On Feb. 11, Zheng Lizhong (鄭立中), deputy chairman of the Taiwan Affairs Office of China’s State Council, flew into Taiwan for a 10-day visit to southern areas. Zheng’s visit came less than a month after Taiwan’s presidential and legislative elections, which were held on Jan. 14. Zheng used the trip to visit Taiwanese fishermen and fish farmers and hear their opinions first hand.
In the meantime, Taiwan’s governing Chinese Nationalist Party (KMT) has been busy appointing new Cabinet ministers and other officials, while members and supporters of the opposition Democratic Progressive Party (DPP) keep arguing about why they lost the presidential election. Compared with the KMT and DPP, China’s quick and efficient moves are quite impressive.
Zheng’s visit was a bit different to some visits made by Chinese officials in the past. Accompanied by eight Chinese agricultural and fishery experts, Zheng did an intensive tour of farming and fishing villages in southern Taiwan, talking to farmers and fishermen and finding out what they really think.
In March last year, China signed a deal to buy NT$135 million (US$4.57 million) worth of milkfish from Greater Tainan’s Syuejia (學甲) District.
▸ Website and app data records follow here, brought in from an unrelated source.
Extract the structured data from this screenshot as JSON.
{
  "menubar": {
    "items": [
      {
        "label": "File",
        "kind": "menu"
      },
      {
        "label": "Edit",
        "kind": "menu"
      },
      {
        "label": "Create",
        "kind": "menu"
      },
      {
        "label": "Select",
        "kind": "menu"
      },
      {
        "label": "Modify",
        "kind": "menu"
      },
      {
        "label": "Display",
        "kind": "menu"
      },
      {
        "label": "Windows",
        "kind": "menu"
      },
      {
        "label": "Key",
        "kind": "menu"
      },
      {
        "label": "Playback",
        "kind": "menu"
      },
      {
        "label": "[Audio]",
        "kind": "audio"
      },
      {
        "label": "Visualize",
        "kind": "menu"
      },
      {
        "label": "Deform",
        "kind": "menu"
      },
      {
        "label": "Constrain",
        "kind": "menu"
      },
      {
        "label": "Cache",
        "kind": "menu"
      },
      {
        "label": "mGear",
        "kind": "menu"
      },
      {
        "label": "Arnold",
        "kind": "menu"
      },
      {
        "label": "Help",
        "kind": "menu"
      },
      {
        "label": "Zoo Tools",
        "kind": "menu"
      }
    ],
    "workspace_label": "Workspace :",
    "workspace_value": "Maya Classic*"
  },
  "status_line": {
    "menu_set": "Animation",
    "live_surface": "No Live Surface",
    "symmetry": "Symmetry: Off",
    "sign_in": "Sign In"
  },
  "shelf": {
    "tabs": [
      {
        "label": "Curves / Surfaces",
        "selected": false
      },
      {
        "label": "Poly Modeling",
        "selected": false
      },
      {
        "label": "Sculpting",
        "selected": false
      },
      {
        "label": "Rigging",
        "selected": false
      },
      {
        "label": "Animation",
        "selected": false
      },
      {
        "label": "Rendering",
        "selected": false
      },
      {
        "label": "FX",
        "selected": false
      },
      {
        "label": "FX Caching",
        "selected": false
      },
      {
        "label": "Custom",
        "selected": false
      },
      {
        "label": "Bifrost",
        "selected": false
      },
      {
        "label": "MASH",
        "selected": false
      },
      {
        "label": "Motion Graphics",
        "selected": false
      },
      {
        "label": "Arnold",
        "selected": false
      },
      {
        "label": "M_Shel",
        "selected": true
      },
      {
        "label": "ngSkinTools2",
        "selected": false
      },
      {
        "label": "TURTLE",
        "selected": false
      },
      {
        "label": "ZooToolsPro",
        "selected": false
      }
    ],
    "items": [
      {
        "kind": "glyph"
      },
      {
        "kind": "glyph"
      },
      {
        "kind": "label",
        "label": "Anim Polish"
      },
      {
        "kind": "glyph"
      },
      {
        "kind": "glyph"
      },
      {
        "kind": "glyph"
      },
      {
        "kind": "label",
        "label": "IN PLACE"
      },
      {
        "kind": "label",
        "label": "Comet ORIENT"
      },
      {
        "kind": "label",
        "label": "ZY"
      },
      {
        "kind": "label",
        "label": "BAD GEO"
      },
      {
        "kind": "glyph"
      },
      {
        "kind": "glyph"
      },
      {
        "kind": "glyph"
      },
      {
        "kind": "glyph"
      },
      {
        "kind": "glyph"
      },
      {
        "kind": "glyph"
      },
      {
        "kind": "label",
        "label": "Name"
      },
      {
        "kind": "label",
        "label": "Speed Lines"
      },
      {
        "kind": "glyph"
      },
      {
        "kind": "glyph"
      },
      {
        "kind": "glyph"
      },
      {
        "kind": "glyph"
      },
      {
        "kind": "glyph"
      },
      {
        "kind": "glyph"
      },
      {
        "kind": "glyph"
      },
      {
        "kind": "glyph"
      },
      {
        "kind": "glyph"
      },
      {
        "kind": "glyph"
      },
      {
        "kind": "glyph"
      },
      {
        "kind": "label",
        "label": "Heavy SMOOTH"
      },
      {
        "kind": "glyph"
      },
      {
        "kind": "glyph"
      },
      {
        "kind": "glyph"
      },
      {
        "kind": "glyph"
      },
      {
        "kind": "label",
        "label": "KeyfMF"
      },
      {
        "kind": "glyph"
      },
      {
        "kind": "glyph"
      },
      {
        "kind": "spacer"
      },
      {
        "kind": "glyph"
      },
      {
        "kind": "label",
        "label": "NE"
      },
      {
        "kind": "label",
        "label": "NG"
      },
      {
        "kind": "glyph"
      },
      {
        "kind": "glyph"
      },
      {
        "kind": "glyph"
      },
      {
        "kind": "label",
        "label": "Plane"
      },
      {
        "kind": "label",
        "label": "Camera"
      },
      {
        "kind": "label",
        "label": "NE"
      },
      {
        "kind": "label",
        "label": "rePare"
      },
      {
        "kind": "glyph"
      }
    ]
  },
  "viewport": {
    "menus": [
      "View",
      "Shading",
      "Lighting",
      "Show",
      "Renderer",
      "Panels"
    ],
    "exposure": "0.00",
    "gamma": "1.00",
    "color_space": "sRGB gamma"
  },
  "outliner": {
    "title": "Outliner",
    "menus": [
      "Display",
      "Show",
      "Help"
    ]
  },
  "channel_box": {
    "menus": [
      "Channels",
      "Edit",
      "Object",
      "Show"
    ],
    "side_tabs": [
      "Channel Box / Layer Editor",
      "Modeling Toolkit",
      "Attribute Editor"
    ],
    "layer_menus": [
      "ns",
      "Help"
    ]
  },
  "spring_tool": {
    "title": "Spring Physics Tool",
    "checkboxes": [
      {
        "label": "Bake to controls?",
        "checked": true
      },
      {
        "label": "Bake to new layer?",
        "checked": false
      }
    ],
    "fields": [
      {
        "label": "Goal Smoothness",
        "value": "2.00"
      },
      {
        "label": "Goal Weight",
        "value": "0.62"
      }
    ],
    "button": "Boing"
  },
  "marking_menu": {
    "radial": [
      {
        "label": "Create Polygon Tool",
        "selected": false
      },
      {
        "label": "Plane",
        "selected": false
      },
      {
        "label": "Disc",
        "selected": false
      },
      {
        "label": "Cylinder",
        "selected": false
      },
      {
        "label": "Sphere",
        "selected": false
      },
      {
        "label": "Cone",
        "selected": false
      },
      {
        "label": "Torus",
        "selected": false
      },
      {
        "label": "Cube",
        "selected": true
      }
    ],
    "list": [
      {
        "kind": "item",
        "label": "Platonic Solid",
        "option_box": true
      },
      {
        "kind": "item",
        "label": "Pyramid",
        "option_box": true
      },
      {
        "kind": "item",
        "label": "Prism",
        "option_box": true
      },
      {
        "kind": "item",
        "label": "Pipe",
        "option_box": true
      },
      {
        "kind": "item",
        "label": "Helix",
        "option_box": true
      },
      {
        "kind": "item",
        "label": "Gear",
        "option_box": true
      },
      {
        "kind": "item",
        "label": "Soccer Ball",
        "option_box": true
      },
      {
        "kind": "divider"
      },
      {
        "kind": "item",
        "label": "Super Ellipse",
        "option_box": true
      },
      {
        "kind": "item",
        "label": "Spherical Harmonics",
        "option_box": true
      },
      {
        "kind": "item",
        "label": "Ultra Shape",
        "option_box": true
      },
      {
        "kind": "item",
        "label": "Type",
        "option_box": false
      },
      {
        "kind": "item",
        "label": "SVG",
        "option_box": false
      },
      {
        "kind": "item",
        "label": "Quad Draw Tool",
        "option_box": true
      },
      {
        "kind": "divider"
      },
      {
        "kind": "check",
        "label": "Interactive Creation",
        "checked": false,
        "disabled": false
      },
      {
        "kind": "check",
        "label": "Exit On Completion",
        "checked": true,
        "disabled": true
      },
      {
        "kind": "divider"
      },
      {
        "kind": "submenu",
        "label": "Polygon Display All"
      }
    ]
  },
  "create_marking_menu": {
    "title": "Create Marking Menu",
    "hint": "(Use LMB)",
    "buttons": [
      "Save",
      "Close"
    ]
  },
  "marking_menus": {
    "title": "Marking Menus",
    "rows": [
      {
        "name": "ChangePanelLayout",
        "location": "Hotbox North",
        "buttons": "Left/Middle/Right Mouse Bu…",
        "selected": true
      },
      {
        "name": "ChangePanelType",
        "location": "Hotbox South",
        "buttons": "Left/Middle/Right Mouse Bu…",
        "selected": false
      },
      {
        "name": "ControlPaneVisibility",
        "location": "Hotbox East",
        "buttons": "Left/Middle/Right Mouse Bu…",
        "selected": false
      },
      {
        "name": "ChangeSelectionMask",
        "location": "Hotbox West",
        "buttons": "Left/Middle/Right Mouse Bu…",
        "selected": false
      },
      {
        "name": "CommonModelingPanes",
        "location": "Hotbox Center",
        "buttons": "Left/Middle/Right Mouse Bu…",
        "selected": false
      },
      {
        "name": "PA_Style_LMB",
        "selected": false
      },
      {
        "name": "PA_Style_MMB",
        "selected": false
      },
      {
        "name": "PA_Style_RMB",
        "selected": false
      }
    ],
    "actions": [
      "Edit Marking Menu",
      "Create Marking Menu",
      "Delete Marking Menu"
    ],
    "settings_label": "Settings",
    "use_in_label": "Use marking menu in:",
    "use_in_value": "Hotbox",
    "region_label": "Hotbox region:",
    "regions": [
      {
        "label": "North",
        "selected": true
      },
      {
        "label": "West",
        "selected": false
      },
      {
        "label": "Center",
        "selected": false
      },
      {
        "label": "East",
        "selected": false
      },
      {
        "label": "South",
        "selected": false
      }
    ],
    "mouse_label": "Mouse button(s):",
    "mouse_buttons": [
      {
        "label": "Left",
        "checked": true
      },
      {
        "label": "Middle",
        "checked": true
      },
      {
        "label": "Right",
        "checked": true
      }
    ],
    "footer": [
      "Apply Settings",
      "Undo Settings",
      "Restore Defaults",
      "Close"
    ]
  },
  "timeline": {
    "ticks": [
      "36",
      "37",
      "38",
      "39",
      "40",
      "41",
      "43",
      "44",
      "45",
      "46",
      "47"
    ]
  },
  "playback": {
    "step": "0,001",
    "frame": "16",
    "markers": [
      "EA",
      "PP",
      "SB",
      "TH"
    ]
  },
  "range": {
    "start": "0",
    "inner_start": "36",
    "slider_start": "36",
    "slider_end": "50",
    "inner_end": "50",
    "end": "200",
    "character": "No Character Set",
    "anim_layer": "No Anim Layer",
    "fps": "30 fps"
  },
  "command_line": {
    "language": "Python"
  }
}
China went out of its way to publicize the agreement, but it had no perceptible effect on the pro-independence parties’ vote count in last month’s elections. No doubt Zheng and his group want to find out why that happened, so that they can adjust their policies for dealing with Taiwan accordingly.
Although President Ma Ying-jeou (馬英九) beat his main challenger, DPP Chairperson Tsai Ing-wen (蔡英文), by a considerable margin of nearly 800,000 votes, his support lagged far behind Tsai’s in many farming and fishing towns and villages. After investigating the reasons for Ma’s defeat in Greater Tainan and Pingtung, the KMT said that the government had invested a lot of resources in southern counties and cities, and that the reason why this investment was not reflected in the vote was that it had not been promptly and effectively publicized.
However, this explanation does not ring true. In fact, in the run-up to the elections, government departments and the KMT churned out so much information about the cross-strait Economic Cooperation Framework Agreement and the benefits they say it has brought to the farming and fishing sectors that voters could hardly have missed it.
The government and KMT came up with plenty of impressive figures, such as the threefold increase in the export volume of groupers and how this adds up to a sixfold increase in the export value of the fish. One would think that good news like this would win the KMT government a lot of support from farmers and fishermen in southern Taiwan, but it didn’t work out that way.
There are a few issues that explain why these gains did not translate into voter support.
First, those who have really benefited from growing exports of fish are a small number of businesses and breeders, not the great majority of fish farmers.
Second, although Taiwan has gained concessions from China in the form of reduced import duties, producers have not got their share of the benefits.
Third, the big fanfare China made about how much money it was spending to buy milkfish from Taiwan offended Taiwanese people’s sense of dignity.
Fourth, while milkfish is one of the main kinds of fish farmed in Taiwan, producers have for a long time faced problems such as the middlemen’s control of marketing and difficulty in developing overseas sales, as well as the fact that milkfish is rather bony, but government authorities have not paid much attention to these problems or offered much assistance.